----- INFORMATION PROVIDED

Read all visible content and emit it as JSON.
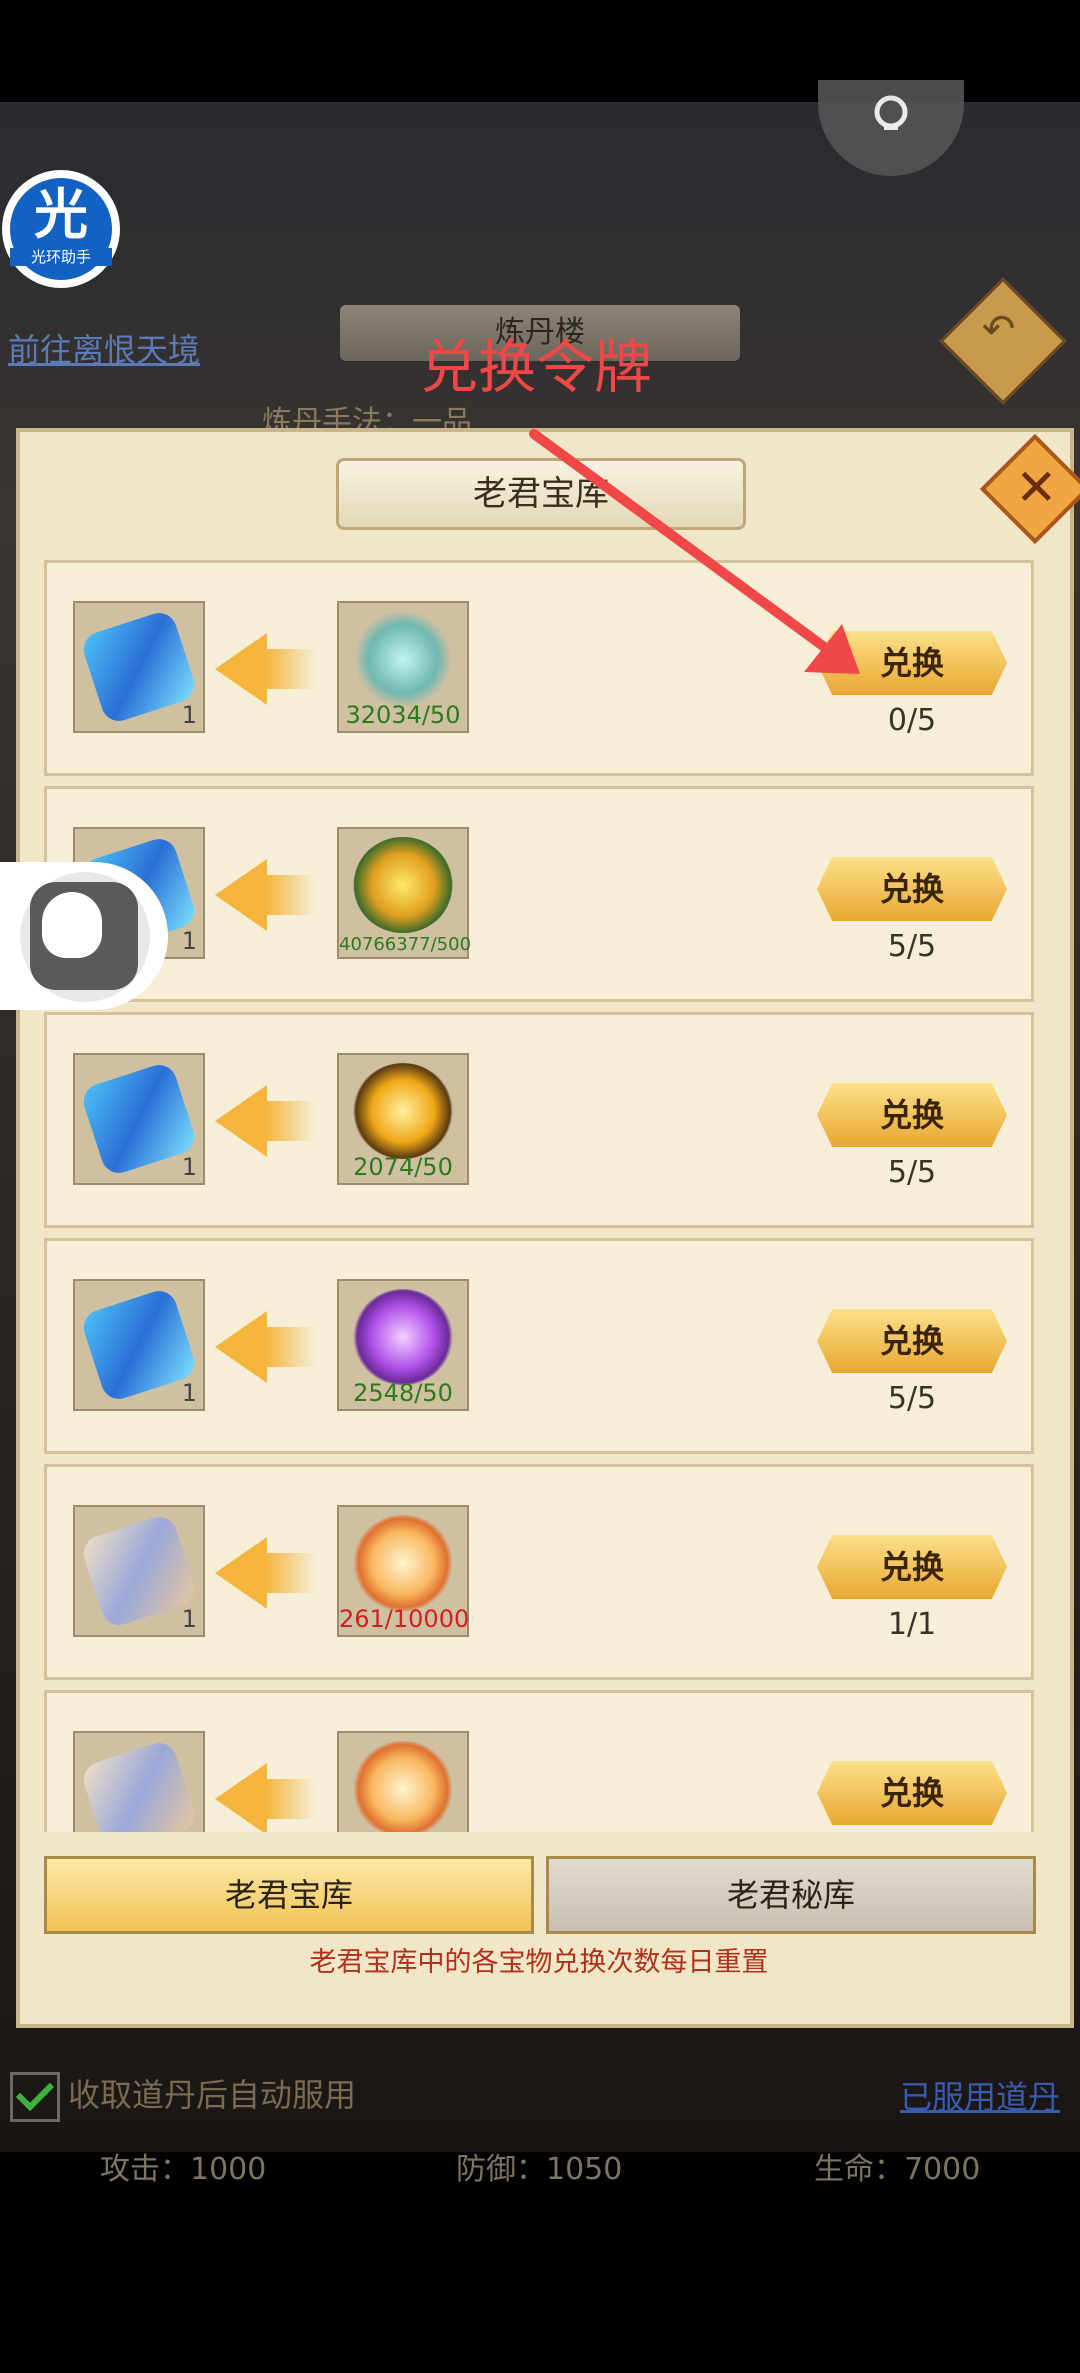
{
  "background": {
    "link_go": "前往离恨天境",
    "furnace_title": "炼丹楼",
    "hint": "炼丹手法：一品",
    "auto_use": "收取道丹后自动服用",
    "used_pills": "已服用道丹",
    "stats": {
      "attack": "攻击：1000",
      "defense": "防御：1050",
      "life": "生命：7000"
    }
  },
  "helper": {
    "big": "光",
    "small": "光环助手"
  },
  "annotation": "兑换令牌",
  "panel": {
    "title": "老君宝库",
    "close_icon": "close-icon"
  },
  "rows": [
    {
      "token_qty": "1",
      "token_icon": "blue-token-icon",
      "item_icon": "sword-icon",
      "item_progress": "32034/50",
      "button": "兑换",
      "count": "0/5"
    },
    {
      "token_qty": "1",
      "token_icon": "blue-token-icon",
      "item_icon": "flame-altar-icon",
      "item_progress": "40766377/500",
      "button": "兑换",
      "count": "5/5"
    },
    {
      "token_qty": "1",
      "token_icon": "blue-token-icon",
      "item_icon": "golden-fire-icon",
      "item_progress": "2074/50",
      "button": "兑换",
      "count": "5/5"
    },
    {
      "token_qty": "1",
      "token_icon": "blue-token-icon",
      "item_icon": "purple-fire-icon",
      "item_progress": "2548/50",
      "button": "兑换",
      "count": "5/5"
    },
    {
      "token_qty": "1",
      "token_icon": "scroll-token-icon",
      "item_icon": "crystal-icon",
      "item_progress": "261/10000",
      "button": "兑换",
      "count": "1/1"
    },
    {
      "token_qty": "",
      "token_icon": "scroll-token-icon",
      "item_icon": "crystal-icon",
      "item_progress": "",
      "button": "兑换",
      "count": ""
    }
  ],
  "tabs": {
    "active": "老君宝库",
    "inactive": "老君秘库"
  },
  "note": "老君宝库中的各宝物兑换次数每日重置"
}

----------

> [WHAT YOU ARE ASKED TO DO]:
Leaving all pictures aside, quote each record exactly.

> [YOUR SOLUTION]:
Read all visible content and emit it as JSON.
{
  "background": {
    "link_go": "前往离恨天境",
    "furnace_title": "炼丹楼",
    "hint": "炼丹手法：一品",
    "auto_use": "收取道丹后自动服用",
    "used_pills": "已服用道丹",
    "stats": {
      "attack": "攻击：1000",
      "defense": "防御：1050",
      "life": "生命：7000"
    }
  },
  "helper": {
    "big": "光",
    "small": "光环助手"
  },
  "annotation": "兑换令牌",
  "panel": {
    "title": "老君宝库",
    "close_icon": "close-icon"
  },
  "rows": [
    {
      "token_qty": "1",
      "token_icon": "blue-token-icon",
      "item_icon": "sword-icon",
      "item_progress": "32034/50",
      "button": "兑换",
      "count": "0/5"
    },
    {
      "token_qty": "1",
      "token_icon": "blue-token-icon",
      "item_icon": "flame-altar-icon",
      "item_progress": "40766377/500",
      "button": "兑换",
      "count": "5/5"
    },
    {
      "token_qty": "1",
      "token_icon": "blue-token-icon",
      "item_icon": "golden-fire-icon",
      "item_progress": "2074/50",
      "button": "兑换",
      "count": "5/5"
    },
    {
      "token_qty": "1",
      "token_icon": "blue-token-icon",
      "item_icon": "purple-fire-icon",
      "item_progress": "2548/50",
      "button": "兑换",
      "count": "5/5"
    },
    {
      "token_qty": "1",
      "token_icon": "scroll-token-icon",
      "item_icon": "crystal-icon",
      "item_progress": "261/10000",
      "button": "兑换",
      "count": "1/1"
    },
    {
      "token_qty": "",
      "token_icon": "scroll-token-icon",
      "item_icon": "crystal-icon",
      "item_progress": "",
      "button": "兑换",
      "count": ""
    }
  ],
  "tabs": {
    "active": "老君宝库",
    "inactive": "老君秘库"
  },
  "note": "老君宝库中的各宝物兑换次数每日重置"
}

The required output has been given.